I Corinthians 1:1-9

The church at Corinth was established by the apostle Paul around fifty years after the birth of Christ. We have two, of the probable four letters, in our Bible that Paul wrote to the Corinthians following his eighteen month stay.  Corinth was a very important city to the Romans for economic as well as military reasons. The greek word ‘Korinthiazomai’ which means ‘to act like a Corinthian’, came to be known as ‘to practice fornication’ a reputation that fit the city well with its greek temple housing one thousand prostitutes.  The church is made up of Jews and Gentiles fully representative of the overall population of the city.

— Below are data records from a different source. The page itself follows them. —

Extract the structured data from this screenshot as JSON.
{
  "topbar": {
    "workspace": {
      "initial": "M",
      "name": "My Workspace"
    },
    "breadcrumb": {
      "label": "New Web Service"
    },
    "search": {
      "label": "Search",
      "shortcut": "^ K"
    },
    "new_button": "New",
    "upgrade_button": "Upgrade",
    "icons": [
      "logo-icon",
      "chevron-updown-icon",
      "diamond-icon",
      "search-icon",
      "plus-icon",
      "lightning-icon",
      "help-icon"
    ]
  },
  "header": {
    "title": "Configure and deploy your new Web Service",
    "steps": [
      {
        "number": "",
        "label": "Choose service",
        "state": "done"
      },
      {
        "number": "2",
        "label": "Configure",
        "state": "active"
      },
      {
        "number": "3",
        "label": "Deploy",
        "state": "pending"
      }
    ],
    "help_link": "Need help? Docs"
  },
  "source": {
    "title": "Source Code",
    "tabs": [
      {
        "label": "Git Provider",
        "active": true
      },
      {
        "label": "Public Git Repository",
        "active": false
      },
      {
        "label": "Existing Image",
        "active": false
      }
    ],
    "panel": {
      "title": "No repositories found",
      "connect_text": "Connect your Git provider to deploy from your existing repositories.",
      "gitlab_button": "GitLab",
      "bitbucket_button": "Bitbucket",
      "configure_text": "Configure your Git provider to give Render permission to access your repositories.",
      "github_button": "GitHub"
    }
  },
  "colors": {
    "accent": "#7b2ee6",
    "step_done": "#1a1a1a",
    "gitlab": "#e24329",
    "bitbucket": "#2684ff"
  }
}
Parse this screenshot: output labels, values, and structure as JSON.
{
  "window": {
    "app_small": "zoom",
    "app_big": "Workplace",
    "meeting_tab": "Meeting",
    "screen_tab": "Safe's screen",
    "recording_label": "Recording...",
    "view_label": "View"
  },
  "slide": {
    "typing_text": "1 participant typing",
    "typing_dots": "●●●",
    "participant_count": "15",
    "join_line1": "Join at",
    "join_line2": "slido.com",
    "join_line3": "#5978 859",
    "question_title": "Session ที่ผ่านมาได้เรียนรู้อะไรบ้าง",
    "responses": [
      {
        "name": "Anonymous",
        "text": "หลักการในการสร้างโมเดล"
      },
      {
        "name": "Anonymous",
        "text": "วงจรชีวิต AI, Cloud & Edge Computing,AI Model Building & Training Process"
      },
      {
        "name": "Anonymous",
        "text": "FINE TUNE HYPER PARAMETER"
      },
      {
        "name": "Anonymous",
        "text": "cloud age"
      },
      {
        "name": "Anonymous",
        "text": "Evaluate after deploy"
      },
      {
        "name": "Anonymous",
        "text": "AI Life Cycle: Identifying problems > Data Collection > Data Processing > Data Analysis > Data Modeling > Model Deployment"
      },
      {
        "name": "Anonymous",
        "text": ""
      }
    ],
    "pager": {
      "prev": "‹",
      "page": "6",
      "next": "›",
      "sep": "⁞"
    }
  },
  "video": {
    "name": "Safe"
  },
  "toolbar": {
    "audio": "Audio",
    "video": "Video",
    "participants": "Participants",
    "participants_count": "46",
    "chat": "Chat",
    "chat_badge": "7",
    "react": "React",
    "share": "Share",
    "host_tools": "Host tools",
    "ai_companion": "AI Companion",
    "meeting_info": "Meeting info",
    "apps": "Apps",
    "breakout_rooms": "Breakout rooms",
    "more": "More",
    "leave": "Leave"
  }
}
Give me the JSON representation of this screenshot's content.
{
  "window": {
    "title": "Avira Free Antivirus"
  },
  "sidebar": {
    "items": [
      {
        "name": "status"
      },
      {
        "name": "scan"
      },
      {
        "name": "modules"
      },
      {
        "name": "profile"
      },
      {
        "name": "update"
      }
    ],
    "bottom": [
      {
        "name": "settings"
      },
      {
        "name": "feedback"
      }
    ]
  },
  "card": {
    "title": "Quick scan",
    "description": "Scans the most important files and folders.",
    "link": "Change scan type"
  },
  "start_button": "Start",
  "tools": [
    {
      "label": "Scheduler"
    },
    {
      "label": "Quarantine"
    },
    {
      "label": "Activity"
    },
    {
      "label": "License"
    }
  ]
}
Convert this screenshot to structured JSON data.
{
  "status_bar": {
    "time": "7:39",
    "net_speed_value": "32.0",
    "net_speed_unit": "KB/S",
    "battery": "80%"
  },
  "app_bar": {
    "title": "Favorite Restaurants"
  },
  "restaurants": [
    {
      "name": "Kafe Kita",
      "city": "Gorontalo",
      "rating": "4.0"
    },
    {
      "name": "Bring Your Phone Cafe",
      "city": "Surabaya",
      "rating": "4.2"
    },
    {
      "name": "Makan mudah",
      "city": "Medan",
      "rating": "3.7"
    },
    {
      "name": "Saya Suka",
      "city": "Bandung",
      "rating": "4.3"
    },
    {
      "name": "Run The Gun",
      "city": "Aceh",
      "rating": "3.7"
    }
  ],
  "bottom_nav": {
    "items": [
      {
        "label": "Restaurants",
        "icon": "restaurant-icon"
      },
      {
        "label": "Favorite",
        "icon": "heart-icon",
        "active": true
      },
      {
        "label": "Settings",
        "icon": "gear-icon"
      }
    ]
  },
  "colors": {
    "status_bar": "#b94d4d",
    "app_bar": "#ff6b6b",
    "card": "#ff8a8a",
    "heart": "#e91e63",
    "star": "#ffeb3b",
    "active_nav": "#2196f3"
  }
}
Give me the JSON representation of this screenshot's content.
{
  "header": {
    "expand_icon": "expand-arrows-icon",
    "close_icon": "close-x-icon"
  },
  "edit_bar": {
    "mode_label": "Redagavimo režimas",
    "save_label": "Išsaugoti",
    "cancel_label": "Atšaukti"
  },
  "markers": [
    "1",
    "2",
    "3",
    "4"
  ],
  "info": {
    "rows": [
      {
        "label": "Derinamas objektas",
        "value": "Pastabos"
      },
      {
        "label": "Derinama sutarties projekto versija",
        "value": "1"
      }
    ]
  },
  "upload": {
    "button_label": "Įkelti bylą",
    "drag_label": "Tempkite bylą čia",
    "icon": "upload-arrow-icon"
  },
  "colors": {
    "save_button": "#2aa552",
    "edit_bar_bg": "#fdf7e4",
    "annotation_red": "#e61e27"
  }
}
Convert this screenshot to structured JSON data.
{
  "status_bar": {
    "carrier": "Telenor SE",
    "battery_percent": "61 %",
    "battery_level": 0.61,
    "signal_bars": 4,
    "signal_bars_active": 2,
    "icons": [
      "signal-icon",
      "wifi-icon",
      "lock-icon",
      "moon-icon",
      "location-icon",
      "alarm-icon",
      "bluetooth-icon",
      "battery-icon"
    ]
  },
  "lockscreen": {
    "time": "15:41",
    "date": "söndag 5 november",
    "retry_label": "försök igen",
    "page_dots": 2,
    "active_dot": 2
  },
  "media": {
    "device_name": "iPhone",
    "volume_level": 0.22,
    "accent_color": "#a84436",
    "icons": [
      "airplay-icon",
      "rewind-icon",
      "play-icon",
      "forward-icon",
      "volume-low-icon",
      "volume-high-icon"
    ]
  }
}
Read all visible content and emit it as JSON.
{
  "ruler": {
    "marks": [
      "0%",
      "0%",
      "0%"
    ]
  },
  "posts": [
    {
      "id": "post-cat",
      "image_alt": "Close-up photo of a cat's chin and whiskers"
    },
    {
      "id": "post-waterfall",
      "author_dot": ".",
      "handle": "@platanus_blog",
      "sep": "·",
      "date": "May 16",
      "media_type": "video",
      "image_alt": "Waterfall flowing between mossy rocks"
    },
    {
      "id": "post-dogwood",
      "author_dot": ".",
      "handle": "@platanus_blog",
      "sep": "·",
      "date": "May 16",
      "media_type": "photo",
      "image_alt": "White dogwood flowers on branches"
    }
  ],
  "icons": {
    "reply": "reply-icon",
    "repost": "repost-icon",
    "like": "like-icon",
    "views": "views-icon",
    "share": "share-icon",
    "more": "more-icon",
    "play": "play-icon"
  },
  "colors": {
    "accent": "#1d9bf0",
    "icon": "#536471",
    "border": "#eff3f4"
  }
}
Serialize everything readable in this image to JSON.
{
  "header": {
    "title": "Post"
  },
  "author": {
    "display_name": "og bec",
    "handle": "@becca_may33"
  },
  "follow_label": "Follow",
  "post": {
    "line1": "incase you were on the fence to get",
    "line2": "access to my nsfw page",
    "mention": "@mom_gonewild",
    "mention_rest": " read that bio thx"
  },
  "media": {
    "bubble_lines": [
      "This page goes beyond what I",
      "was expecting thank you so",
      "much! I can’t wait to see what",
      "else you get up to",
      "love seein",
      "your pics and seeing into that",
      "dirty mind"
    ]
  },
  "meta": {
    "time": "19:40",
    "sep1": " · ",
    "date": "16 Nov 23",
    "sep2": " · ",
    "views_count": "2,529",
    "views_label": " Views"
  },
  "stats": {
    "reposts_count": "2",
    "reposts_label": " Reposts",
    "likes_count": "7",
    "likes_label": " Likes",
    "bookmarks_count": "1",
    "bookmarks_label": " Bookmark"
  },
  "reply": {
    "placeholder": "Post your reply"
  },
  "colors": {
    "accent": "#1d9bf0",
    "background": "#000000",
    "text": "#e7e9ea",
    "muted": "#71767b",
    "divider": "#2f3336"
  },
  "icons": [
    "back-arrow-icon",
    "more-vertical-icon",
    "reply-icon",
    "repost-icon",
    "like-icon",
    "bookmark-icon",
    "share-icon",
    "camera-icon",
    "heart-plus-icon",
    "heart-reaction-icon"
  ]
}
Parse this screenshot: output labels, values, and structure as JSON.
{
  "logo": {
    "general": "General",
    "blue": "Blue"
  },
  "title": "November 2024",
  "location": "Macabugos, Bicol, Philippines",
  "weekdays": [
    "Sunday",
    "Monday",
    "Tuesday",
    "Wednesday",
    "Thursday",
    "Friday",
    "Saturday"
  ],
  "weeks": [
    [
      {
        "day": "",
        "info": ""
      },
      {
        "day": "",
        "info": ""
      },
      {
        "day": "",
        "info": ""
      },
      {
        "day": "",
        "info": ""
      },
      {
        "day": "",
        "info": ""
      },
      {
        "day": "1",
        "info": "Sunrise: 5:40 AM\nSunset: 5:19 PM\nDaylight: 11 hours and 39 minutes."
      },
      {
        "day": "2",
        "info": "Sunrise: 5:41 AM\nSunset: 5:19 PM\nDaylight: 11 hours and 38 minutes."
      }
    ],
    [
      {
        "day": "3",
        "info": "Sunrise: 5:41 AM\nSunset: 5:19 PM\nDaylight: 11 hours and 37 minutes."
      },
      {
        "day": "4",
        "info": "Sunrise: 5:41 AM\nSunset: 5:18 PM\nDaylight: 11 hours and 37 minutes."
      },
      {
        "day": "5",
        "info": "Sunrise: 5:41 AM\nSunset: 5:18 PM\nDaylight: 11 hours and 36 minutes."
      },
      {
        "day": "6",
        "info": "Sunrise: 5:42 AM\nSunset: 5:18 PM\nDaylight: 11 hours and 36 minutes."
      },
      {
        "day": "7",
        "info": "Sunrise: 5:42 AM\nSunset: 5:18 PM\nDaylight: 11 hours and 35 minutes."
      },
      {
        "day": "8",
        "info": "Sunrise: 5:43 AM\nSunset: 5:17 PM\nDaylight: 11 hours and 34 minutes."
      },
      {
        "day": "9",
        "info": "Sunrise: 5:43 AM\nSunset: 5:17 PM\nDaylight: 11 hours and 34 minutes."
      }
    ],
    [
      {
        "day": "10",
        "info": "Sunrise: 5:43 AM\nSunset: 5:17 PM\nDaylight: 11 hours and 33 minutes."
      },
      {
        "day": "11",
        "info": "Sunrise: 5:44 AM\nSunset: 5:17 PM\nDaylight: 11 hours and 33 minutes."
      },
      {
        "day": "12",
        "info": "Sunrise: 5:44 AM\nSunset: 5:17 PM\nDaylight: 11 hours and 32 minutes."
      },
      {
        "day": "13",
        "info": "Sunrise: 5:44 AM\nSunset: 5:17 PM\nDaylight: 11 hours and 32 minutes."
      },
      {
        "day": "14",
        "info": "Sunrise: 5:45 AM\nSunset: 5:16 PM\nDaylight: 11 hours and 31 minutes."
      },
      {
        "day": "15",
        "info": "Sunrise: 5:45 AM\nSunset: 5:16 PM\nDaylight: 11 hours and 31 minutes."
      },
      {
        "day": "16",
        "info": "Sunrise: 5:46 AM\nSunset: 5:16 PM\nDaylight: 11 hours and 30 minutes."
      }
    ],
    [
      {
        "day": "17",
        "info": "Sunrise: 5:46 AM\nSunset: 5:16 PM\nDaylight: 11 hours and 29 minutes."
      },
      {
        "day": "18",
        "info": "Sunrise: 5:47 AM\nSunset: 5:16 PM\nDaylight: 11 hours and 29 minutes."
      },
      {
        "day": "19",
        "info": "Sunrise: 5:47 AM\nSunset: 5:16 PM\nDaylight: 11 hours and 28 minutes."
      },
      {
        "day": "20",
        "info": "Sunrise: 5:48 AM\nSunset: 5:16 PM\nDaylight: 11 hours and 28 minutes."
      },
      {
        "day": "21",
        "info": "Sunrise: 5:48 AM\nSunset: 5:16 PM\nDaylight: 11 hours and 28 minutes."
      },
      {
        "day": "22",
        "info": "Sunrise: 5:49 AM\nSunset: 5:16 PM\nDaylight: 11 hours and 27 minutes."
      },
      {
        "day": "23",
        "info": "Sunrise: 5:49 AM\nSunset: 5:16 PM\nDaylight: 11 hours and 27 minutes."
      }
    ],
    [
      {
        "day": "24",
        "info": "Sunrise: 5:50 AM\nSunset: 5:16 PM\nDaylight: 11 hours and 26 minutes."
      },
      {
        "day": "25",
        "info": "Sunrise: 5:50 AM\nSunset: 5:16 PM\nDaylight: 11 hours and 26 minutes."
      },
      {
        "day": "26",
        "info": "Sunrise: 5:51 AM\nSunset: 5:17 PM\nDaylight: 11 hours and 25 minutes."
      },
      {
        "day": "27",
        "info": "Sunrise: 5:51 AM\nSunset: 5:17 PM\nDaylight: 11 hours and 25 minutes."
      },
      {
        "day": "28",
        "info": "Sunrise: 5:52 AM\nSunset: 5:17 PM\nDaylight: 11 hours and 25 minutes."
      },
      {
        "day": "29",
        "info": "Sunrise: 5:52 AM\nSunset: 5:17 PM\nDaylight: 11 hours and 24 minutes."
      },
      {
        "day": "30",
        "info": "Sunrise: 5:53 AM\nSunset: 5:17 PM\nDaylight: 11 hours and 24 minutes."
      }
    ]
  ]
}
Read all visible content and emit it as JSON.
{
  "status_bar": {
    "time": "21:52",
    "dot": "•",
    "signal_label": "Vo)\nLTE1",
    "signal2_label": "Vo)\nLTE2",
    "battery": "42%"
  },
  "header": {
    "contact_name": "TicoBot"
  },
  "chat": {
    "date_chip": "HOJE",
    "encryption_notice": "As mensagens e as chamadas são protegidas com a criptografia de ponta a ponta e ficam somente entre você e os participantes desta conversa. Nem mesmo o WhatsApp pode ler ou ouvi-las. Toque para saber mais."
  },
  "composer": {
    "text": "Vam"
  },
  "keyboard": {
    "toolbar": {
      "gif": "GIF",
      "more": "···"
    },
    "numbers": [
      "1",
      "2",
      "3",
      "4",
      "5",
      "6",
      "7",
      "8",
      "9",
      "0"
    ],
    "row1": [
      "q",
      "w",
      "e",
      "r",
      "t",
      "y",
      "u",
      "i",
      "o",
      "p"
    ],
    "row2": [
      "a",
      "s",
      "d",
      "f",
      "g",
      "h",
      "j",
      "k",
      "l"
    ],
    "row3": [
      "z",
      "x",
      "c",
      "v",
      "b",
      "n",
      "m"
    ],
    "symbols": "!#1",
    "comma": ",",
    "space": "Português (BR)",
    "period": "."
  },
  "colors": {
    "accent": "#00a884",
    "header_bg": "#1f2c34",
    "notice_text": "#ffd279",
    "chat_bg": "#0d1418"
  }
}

Not long after Paul left the city he began hearing troubling news from, and about, the church (the people) at Corinth.  He heard of divisions, immorality, and false theology.  The letters to Corinth all come out of a deep concern for the church and a desire to correct, and then encourage, the body of believers.

John 1:29-42

The verses leading up to our gospel focus passage are powerful and enormous in their reach and message.  The book begins at creation and by verse nineteen we see John the baptizer already preparing the people for the ministry, work, and revelation of Jesus Christ.  We also see that it takes only those eighteen prior verses to bring up the problems Jesus will face.  The religious officials send some of their key people to question John about what he is doing and why he gathering the large crowds.  John point the religious leaders to his role as preparer for the Messiah and that it is Jesus, who had already been baptized by John, that is the truth they are looking for.  Soon we see John pointing his own disciples to follow Jesus.  This passage details the decision to follow Jesus and the immediate impact on each of them.